▶ _AVAILABLE DATA_:
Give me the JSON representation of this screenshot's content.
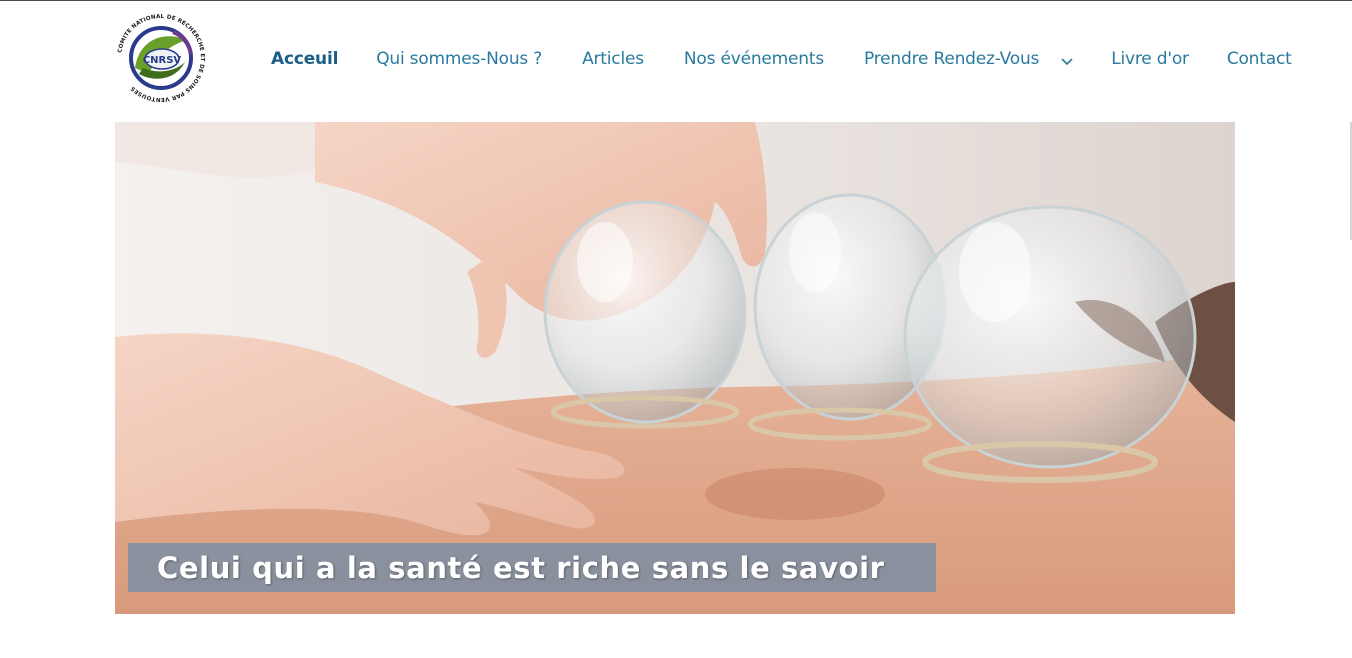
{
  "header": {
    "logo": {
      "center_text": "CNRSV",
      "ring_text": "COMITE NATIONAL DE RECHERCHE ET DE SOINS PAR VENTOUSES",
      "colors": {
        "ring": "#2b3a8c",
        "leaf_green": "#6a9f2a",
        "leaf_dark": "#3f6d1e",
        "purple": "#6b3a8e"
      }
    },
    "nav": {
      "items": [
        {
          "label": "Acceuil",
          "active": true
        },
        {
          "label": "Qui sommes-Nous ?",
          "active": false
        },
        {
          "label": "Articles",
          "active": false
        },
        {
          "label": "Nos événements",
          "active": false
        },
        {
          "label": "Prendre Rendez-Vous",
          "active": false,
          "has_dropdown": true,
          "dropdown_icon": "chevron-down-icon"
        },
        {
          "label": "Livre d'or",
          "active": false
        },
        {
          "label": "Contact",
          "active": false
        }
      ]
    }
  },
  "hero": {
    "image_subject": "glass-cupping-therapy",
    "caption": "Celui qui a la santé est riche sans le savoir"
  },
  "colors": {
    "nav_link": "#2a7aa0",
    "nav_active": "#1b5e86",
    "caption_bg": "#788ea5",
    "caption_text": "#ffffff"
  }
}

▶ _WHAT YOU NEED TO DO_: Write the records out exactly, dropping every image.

▶ _RESPONSE AREA_:
Give me the JSON representation of this screenshot's content.
{
  "header": {
    "logo": {
      "center_text": "CNRSV",
      "ring_text": "COMITE NATIONAL DE RECHERCHE ET DE SOINS PAR VENTOUSES",
      "colors": {
        "ring": "#2b3a8c",
        "leaf_green": "#6a9f2a",
        "leaf_dark": "#3f6d1e",
        "purple": "#6b3a8e"
      }
    },
    "nav": {
      "items": [
        {
          "label": "Acceuil",
          "active": true
        },
        {
          "label": "Qui sommes-Nous ?",
          "active": false
        },
        {
          "label": "Articles",
          "active": false
        },
        {
          "label": "Nos événements",
          "active": false
        },
        {
          "label": "Prendre Rendez-Vous",
          "active": false,
          "has_dropdown": true,
          "dropdown_icon": "chevron-down-icon"
        },
        {
          "label": "Livre d'or",
          "active": false
        },
        {
          "label": "Contact",
          "active": false
        }
      ]
    }
  },
  "hero": {
    "image_subject": "glass-cupping-therapy",
    "caption": "Celui qui a la santé est riche sans le savoir"
  },
  "colors": {
    "nav_link": "#2a7aa0",
    "nav_active": "#1b5e86",
    "caption_bg": "#788ea5",
    "caption_text": "#ffffff"
  }
}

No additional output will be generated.